- What is required: Each line of the data is to be output verbatim, with the images removed.

(Data extracted from a collection)
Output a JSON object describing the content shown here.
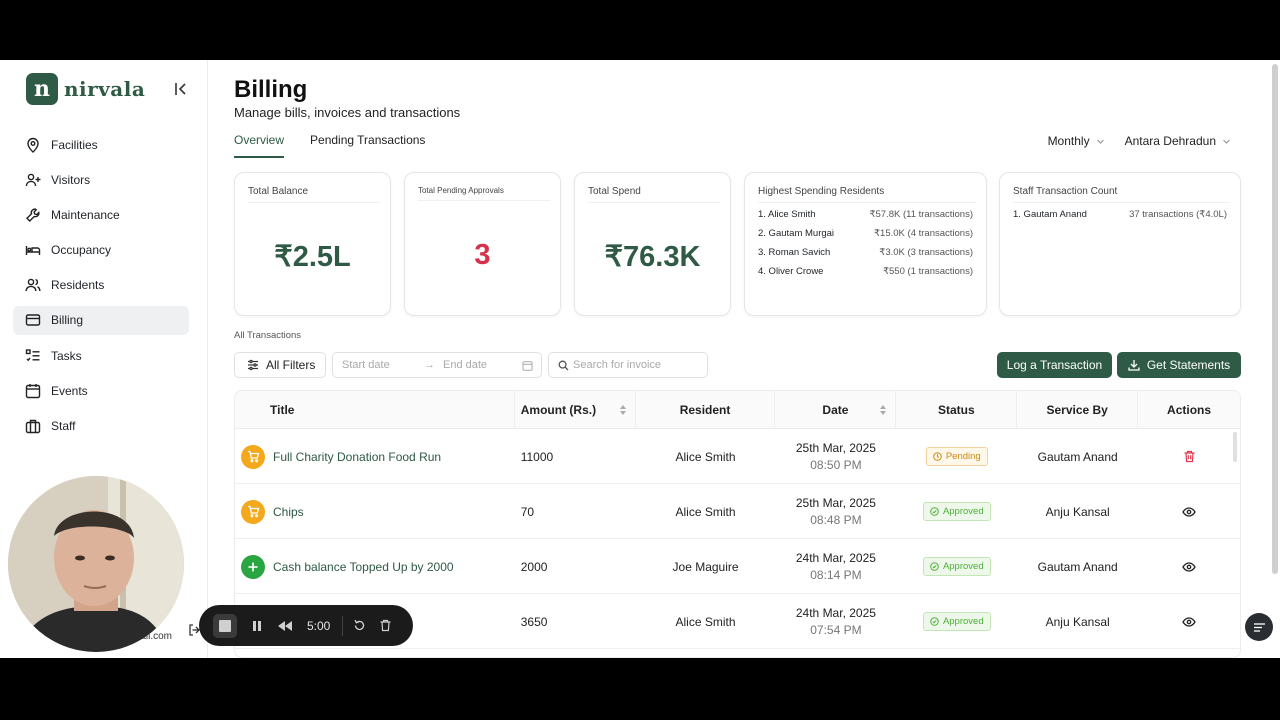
{
  "brand": {
    "name": "nirvala",
    "mark": "n"
  },
  "sidebar": {
    "items": [
      {
        "label": "Facilities",
        "icon": "map-pin-icon"
      },
      {
        "label": "Visitors",
        "icon": "user-plus-icon"
      },
      {
        "label": "Maintenance",
        "icon": "wrench-icon"
      },
      {
        "label": "Occupancy",
        "icon": "bed-icon"
      },
      {
        "label": "Residents",
        "icon": "users-icon"
      },
      {
        "label": "Billing",
        "icon": "credit-card-icon",
        "active": true
      },
      {
        "label": "Tasks",
        "icon": "list-checks-icon"
      },
      {
        "label": "Events",
        "icon": "calendar-icon"
      },
      {
        "label": "Staff",
        "icon": "briefcase-icon"
      }
    ],
    "user_email_fragment": "mail.com"
  },
  "header": {
    "title": "Billing",
    "subtitle": "Manage bills, invoices and transactions",
    "tabs": [
      "Overview",
      "Pending Transactions"
    ],
    "period": "Monthly",
    "facility": "Antara Dehradun"
  },
  "cards": {
    "total_balance": {
      "label": "Total Balance",
      "value": "₹2.5L"
    },
    "pending_approvals": {
      "label": "Total Pending Approvals",
      "value": "3"
    },
    "total_spend": {
      "label": "Total Spend",
      "value": "₹76.3K"
    },
    "highest_spending": {
      "label": "Highest Spending Residents",
      "rows": [
        {
          "name": "1. Alice Smith",
          "value": "₹57.8K (11 transactions)"
        },
        {
          "name": "2. Gautam Murgai",
          "value": "₹15.0K (4 transactions)"
        },
        {
          "name": "3. Roman Savich",
          "value": "₹3.0K (3 transactions)"
        },
        {
          "name": "4. Oliver Crowe",
          "value": "₹550 (1 transactions)"
        }
      ]
    },
    "staff_count": {
      "label": "Staff Transaction Count",
      "rows": [
        {
          "name": "1. Gautam Anand",
          "value": "37 transactions (₹4.0L)"
        }
      ]
    }
  },
  "transactions": {
    "section_label": "All Transactions",
    "filters_label": "All Filters",
    "start_placeholder": "Start date",
    "end_placeholder": "End date",
    "search_placeholder": "Search for invoice",
    "log_button": "Log a Transaction",
    "statements_button": "Get Statements",
    "columns": [
      "Title",
      "Amount (Rs.)",
      "Resident",
      "Date",
      "Status",
      "Service By",
      "Actions"
    ],
    "rows": [
      {
        "title": "Full Charity Donation Food Run",
        "amount": "11000",
        "resident": "Alice Smith",
        "date": "25th Mar, 2025",
        "time": "08:50 PM",
        "status": "Pending",
        "service_by": "Gautam Anand",
        "icon": "cart-icon",
        "action": "delete-icon"
      },
      {
        "title": "Chips",
        "amount": "70",
        "resident": "Alice Smith",
        "date": "25th Mar, 2025",
        "time": "08:48 PM",
        "status": "Approved",
        "service_by": "Anju Kansal",
        "icon": "cart-icon",
        "action": "view-icon"
      },
      {
        "title": "Cash balance Topped Up by 2000",
        "amount": "2000",
        "resident": "Joe Maguire",
        "date": "24th Mar, 2025",
        "time": "08:14 PM",
        "status": "Approved",
        "service_by": "Gautam Anand",
        "icon": "plus-icon",
        "action": "view-icon"
      },
      {
        "title": "",
        "amount": "3650",
        "resident": "Alice Smith",
        "date": "24th Mar, 2025",
        "time": "07:54 PM",
        "status": "Approved",
        "service_by": "Anju Kansal",
        "icon": "cart-icon",
        "action": "view-icon"
      }
    ]
  },
  "recorder": {
    "timer": "5:00"
  },
  "colors": {
    "brand": "#2f5a45",
    "pending": "#d08a17",
    "approved": "#4caf36",
    "danger": "#d6304a"
  }
}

- Answer to this task:
Output a JSON object describing the content shown here.
{
  "brand": {
    "name": "nirvala",
    "mark": "n"
  },
  "sidebar": {
    "items": [
      {
        "label": "Facilities",
        "icon": "map-pin-icon"
      },
      {
        "label": "Visitors",
        "icon": "user-plus-icon"
      },
      {
        "label": "Maintenance",
        "icon": "wrench-icon"
      },
      {
        "label": "Occupancy",
        "icon": "bed-icon"
      },
      {
        "label": "Residents",
        "icon": "users-icon"
      },
      {
        "label": "Billing",
        "icon": "credit-card-icon",
        "active": true
      },
      {
        "label": "Tasks",
        "icon": "list-checks-icon"
      },
      {
        "label": "Events",
        "icon": "calendar-icon"
      },
      {
        "label": "Staff",
        "icon": "briefcase-icon"
      }
    ],
    "user_email_fragment": "mail.com"
  },
  "header": {
    "title": "Billing",
    "subtitle": "Manage bills, invoices and transactions",
    "tabs": [
      "Overview",
      "Pending Transactions"
    ],
    "period": "Monthly",
    "facility": "Antara Dehradun"
  },
  "cards": {
    "total_balance": {
      "label": "Total Balance",
      "value": "₹2.5L"
    },
    "pending_approvals": {
      "label": "Total Pending Approvals",
      "value": "3"
    },
    "total_spend": {
      "label": "Total Spend",
      "value": "₹76.3K"
    },
    "highest_spending": {
      "label": "Highest Spending Residents",
      "rows": [
        {
          "name": "1. Alice Smith",
          "value": "₹57.8K (11 transactions)"
        },
        {
          "name": "2. Gautam Murgai",
          "value": "₹15.0K (4 transactions)"
        },
        {
          "name": "3. Roman Savich",
          "value": "₹3.0K (3 transactions)"
        },
        {
          "name": "4. Oliver Crowe",
          "value": "₹550 (1 transactions)"
        }
      ]
    },
    "staff_count": {
      "label": "Staff Transaction Count",
      "rows": [
        {
          "name": "1. Gautam Anand",
          "value": "37 transactions (₹4.0L)"
        }
      ]
    }
  },
  "transactions": {
    "section_label": "All Transactions",
    "filters_label": "All Filters",
    "start_placeholder": "Start date",
    "end_placeholder": "End date",
    "search_placeholder": "Search for invoice",
    "log_button": "Log a Transaction",
    "statements_button": "Get Statements",
    "columns": [
      "Title",
      "Amount (Rs.)",
      "Resident",
      "Date",
      "Status",
      "Service By",
      "Actions"
    ],
    "rows": [
      {
        "title": "Full Charity Donation Food Run",
        "amount": "11000",
        "resident": "Alice Smith",
        "date": "25th Mar, 2025",
        "time": "08:50 PM",
        "status": "Pending",
        "service_by": "Gautam Anand",
        "icon": "cart-icon",
        "action": "delete-icon"
      },
      {
        "title": "Chips",
        "amount": "70",
        "resident": "Alice Smith",
        "date": "25th Mar, 2025",
        "time": "08:48 PM",
        "status": "Approved",
        "service_by": "Anju Kansal",
        "icon": "cart-icon",
        "action": "view-icon"
      },
      {
        "title": "Cash balance Topped Up by 2000",
        "amount": "2000",
        "resident": "Joe Maguire",
        "date": "24th Mar, 2025",
        "time": "08:14 PM",
        "status": "Approved",
        "service_by": "Gautam Anand",
        "icon": "plus-icon",
        "action": "view-icon"
      },
      {
        "title": "",
        "amount": "3650",
        "resident": "Alice Smith",
        "date": "24th Mar, 2025",
        "time": "07:54 PM",
        "status": "Approved",
        "service_by": "Anju Kansal",
        "icon": "cart-icon",
        "action": "view-icon"
      }
    ]
  },
  "recorder": {
    "timer": "5:00"
  },
  "colors": {
    "brand": "#2f5a45",
    "pending": "#d08a17",
    "approved": "#4caf36",
    "danger": "#d6304a"
  }
}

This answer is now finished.